Items from a dataset
^^^^

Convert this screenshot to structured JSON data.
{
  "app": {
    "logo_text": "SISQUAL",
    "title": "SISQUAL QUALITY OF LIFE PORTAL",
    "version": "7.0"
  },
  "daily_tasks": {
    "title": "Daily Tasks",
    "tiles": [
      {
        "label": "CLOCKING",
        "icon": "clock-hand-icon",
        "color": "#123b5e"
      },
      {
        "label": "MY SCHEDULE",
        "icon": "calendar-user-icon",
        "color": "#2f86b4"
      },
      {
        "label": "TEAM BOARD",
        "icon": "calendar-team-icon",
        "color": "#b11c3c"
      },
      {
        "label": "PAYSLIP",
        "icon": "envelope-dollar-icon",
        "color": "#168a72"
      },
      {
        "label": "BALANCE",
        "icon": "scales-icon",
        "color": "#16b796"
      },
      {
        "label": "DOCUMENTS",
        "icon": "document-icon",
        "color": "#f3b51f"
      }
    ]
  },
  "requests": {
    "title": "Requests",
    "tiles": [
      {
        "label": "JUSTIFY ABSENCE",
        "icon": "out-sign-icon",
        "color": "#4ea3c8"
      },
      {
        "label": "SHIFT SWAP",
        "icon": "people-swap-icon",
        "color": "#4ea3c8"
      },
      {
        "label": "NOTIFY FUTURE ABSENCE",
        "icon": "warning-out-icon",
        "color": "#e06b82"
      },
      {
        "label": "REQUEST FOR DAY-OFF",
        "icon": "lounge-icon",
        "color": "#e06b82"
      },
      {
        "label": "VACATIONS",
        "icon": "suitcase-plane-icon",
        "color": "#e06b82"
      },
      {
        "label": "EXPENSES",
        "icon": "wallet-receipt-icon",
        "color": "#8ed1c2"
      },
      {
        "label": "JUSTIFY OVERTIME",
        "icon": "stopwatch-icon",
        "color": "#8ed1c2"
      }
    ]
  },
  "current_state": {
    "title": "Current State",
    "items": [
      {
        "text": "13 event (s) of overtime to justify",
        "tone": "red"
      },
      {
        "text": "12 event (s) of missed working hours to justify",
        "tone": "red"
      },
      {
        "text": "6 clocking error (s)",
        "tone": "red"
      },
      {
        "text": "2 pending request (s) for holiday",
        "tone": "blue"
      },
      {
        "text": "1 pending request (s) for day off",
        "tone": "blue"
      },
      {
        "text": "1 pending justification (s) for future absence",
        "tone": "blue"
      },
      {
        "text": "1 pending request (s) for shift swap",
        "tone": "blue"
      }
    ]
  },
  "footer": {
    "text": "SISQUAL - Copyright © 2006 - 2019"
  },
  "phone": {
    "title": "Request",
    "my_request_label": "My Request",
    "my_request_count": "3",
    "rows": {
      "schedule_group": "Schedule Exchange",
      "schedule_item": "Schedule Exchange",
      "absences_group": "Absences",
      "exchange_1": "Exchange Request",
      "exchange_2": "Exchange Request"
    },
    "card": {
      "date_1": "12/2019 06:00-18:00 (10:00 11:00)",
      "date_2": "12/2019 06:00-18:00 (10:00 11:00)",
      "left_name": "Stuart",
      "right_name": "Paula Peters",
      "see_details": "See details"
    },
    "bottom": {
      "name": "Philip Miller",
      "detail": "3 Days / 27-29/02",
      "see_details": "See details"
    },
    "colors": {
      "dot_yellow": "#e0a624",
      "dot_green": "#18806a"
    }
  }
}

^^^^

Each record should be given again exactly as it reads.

■ Exercise output
Convert this screenshot to structured JSON data.
{
  "app": {
    "logo_text": "SISQUAL",
    "title": "SISQUAL QUALITY OF LIFE PORTAL",
    "version": "7.0"
  },
  "daily_tasks": {
    "title": "Daily Tasks",
    "tiles": [
      {
        "label": "CLOCKING",
        "icon": "clock-hand-icon",
        "color": "#123b5e"
      },
      {
        "label": "MY SCHEDULE",
        "icon": "calendar-user-icon",
        "color": "#2f86b4"
      },
      {
        "label": "TEAM BOARD",
        "icon": "calendar-team-icon",
        "color": "#b11c3c"
      },
      {
        "label": "PAYSLIP",
        "icon": "envelope-dollar-icon",
        "color": "#168a72"
      },
      {
        "label": "BALANCE",
        "icon": "scales-icon",
        "color": "#16b796"
      },
      {
        "label": "DOCUMENTS",
        "icon": "document-icon",
        "color": "#f3b51f"
      }
    ]
  },
  "requests": {
    "title": "Requests",
    "tiles": [
      {
        "label": "JUSTIFY ABSENCE",
        "icon": "out-sign-icon",
        "color": "#4ea3c8"
      },
      {
        "label": "SHIFT SWAP",
        "icon": "people-swap-icon",
        "color": "#4ea3c8"
      },
      {
        "label": "NOTIFY FUTURE ABSENCE",
        "icon": "warning-out-icon",
        "color": "#e06b82"
      },
      {
        "label": "REQUEST FOR DAY-OFF",
        "icon": "lounge-icon",
        "color": "#e06b82"
      },
      {
        "label": "VACATIONS",
        "icon": "suitcase-plane-icon",
        "color": "#e06b82"
      },
      {
        "label": "EXPENSES",
        "icon": "wallet-receipt-icon",
        "color": "#8ed1c2"
      },
      {
        "label": "JUSTIFY OVERTIME",
        "icon": "stopwatch-icon",
        "color": "#8ed1c2"
      }
    ]
  },
  "current_state": {
    "title": "Current State",
    "items": [
      {
        "text": "13 event (s) of overtime to justify",
        "tone": "red"
      },
      {
        "text": "12 event (s) of missed working hours to justify",
        "tone": "red"
      },
      {
        "text": "6 clocking error (s)",
        "tone": "red"
      },
      {
        "text": "2 pending request (s) for holiday",
        "tone": "blue"
      },
      {
        "text": "1 pending request (s) for day off",
        "tone": "blue"
      },
      {
        "text": "1 pending justification (s) for future absence",
        "tone": "blue"
      },
      {
        "text": "1 pending request (s) for shift swap",
        "tone": "blue"
      }
    ]
  },
  "footer": {
    "text": "SISQUAL - Copyright © 2006 - 2019"
  },
  "phone": {
    "title": "Request",
    "my_request_label": "My Request",
    "my_request_count": "3",
    "rows": {
      "schedule_group": "Schedule Exchange",
      "schedule_item": "Schedule Exchange",
      "absences_group": "Absences",
      "exchange_1": "Exchange Request",
      "exchange_2": "Exchange Request"
    },
    "card": {
      "date_1": "12/2019 06:00-18:00 (10:00 11:00)",
      "date_2": "12/2019 06:00-18:00 (10:00 11:00)",
      "left_name": "Stuart",
      "right_name": "Paula Peters",
      "see_details": "See details"
    },
    "bottom": {
      "name": "Philip Miller",
      "detail": "3 Days / 27-29/02",
      "see_details": "See details"
    },
    "colors": {
      "dot_yellow": "#e0a624",
      "dot_green": "#18806a"
    }
  }
}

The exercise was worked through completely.